▶ **WORK INSTRUCTIONS**: Every entry, from first to last, is to be written out exactly.

▶ **RECORDS SUPPLIED**:
= = = = =

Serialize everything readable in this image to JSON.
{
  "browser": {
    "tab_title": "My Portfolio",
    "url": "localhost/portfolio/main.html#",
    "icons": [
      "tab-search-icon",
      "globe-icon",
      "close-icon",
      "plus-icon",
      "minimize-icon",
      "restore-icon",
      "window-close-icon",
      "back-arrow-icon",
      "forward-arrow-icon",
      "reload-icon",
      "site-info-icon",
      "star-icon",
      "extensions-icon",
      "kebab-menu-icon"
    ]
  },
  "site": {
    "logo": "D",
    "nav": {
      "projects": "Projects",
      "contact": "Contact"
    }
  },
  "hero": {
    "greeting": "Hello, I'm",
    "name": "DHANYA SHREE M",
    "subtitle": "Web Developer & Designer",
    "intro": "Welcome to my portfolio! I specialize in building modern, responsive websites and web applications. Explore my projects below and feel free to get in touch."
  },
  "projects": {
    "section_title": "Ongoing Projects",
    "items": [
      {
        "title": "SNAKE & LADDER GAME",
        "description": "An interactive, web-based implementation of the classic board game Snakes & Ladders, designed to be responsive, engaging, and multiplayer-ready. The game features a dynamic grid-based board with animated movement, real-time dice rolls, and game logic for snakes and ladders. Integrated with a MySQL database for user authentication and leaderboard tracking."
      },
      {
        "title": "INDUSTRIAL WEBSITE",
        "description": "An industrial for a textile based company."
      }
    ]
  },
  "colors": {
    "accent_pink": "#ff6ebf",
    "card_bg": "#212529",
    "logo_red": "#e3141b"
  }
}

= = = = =

▶ **PROBLEM SOLUTION**:
Serialize everything readable in this image to JSON.
{
  "browser": {
    "tab_title": "My Portfolio",
    "url": "localhost/portfolio/main.html#",
    "icons": [
      "tab-search-icon",
      "globe-icon",
      "close-icon",
      "plus-icon",
      "minimize-icon",
      "restore-icon",
      "window-close-icon",
      "back-arrow-icon",
      "forward-arrow-icon",
      "reload-icon",
      "site-info-icon",
      "star-icon",
      "extensions-icon",
      "kebab-menu-icon"
    ]
  },
  "site": {
    "logo": "D",
    "nav": {
      "projects": "Projects",
      "contact": "Contact"
    }
  },
  "hero": {
    "greeting": "Hello, I'm",
    "name": "DHANYA SHREE M",
    "subtitle": "Web Developer & Designer",
    "intro": "Welcome to my portfolio! I specialize in building modern, responsive websites and web applications. Explore my projects below and feel free to get in touch."
  },
  "projects": {
    "section_title": "Ongoing Projects",
    "items": [
      {
        "title": "SNAKE & LADDER GAME",
        "description": "An interactive, web-based implementation of the classic board game Snakes & Ladders, designed to be responsive, engaging, and multiplayer-ready. The game features a dynamic grid-based board with animated movement, real-time dice rolls, and game logic for snakes and ladders. Integrated with a MySQL database for user authentication and leaderboard tracking."
      },
      {
        "title": "INDUSTRIAL WEBSITE",
        "description": "An industrial for a textile based company."
      }
    ]
  },
  "colors": {
    "accent_pink": "#ff6ebf",
    "card_bg": "#212529",
    "logo_red": "#e3141b"
  }
}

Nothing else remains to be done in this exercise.